:: Data supplied

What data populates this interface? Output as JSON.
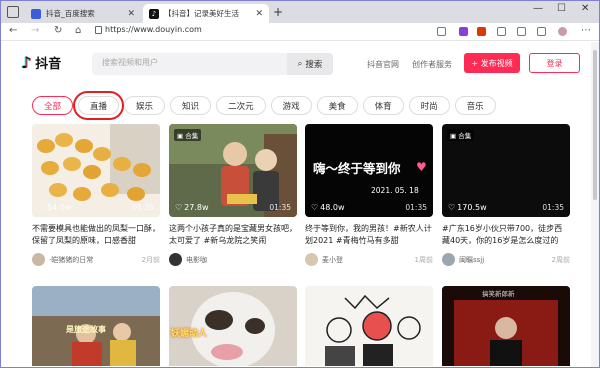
{
  "browser": {
    "tabs": [
      {
        "title": "抖音_百度搜索"
      },
      {
        "title": "【抖音】记录美好生活"
      }
    ],
    "new_tab": "+",
    "url": "https://www.douyin.com"
  },
  "header": {
    "logo_text": "抖音",
    "search_placeholder": "搜索视频和用户",
    "search_button": "搜索",
    "links": [
      "抖音官网",
      "创作者服务"
    ],
    "upload_button": "+ 发布视频",
    "login_button": "登录"
  },
  "categories": [
    "全部",
    "直播",
    "娱乐",
    "知识",
    "二次元",
    "游戏",
    "美食",
    "体育",
    "时尚",
    "音乐"
  ],
  "active_category": "全部",
  "videos": [
    {
      "likes": "54.0w",
      "duration": "01:35",
      "badge": "",
      "desc": "不需要模具也能做出的凤梨一口酥，保留了凤梨的原味，口感香甜",
      "author": "·皑猪猪的日常",
      "time": "2月前",
      "colors": [
        "#f6efe3",
        "#e8b24a"
      ]
    },
    {
      "likes": "27.8w",
      "duration": "01:35",
      "badge": "合集",
      "desc": "这两个小孩子真的是宝藏男女孩吧，太可爱了 #新乌龙院之笑闹",
      "author": "电影咖",
      "time": "",
      "colors": [
        "#4a5a3a",
        "#8a7a5a"
      ]
    },
    {
      "likes": "48.0w",
      "duration": "01:35",
      "badge": "",
      "desc": "终于等到你，我的男孩！#新农人计划2021 #青梅竹马有多甜",
      "author": "麦小登",
      "time": "1周前",
      "colors": [
        "#0a0a0a",
        "#111111"
      ]
    },
    {
      "likes": "170.5w",
      "duration": "01:35",
      "badge": "合集",
      "desc": "#广东16岁小伙只带700，徒步西藏40天，你的16岁是怎么度过的",
      "author": "闽瞩ssjj",
      "time": "2周前",
      "colors": [
        "#101010",
        "#1a1a1a"
      ]
    }
  ],
  "overlay": {
    "video3_text": "嗨～终于等到你",
    "video3_date": "2021. 05. 18",
    "row2_a_text": "是旅途故事",
    "row2_b_text": "妖媚动人",
    "row2_d_text": "搞笑新郎新"
  }
}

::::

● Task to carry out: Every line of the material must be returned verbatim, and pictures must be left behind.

● Answer for the task:
What data populates this interface? Output as JSON.
{
  "browser": {
    "tabs": [
      {
        "title": "抖音_百度搜索"
      },
      {
        "title": "【抖音】记录美好生活"
      }
    ],
    "new_tab": "+",
    "url": "https://www.douyin.com"
  },
  "header": {
    "logo_text": "抖音",
    "search_placeholder": "搜索视频和用户",
    "search_button": "搜索",
    "links": [
      "抖音官网",
      "创作者服务"
    ],
    "upload_button": "+ 发布视频",
    "login_button": "登录"
  },
  "categories": [
    "全部",
    "直播",
    "娱乐",
    "知识",
    "二次元",
    "游戏",
    "美食",
    "体育",
    "时尚",
    "音乐"
  ],
  "active_category": "全部",
  "videos": [
    {
      "likes": "54.0w",
      "duration": "01:35",
      "badge": "",
      "desc": "不需要模具也能做出的凤梨一口酥，保留了凤梨的原味，口感香甜",
      "author": "·皑猪猪的日常",
      "time": "2月前",
      "colors": [
        "#f6efe3",
        "#e8b24a"
      ]
    },
    {
      "likes": "27.8w",
      "duration": "01:35",
      "badge": "合集",
      "desc": "这两个小孩子真的是宝藏男女孩吧，太可爱了 #新乌龙院之笑闹",
      "author": "电影咖",
      "time": "",
      "colors": [
        "#4a5a3a",
        "#8a7a5a"
      ]
    },
    {
      "likes": "48.0w",
      "duration": "01:35",
      "badge": "",
      "desc": "终于等到你，我的男孩！#新农人计划2021 #青梅竹马有多甜",
      "author": "麦小登",
      "time": "1周前",
      "colors": [
        "#0a0a0a",
        "#111111"
      ]
    },
    {
      "likes": "170.5w",
      "duration": "01:35",
      "badge": "合集",
      "desc": "#广东16岁小伙只带700，徒步西藏40天，你的16岁是怎么度过的",
      "author": "闽瞩ssjj",
      "time": "2周前",
      "colors": [
        "#101010",
        "#1a1a1a"
      ]
    }
  ],
  "overlay": {
    "video3_text": "嗨～终于等到你",
    "video3_date": "2021. 05. 18",
    "row2_a_text": "是旅途故事",
    "row2_b_text": "妖媚动人",
    "row2_d_text": "搞笑新郎新"
  }
}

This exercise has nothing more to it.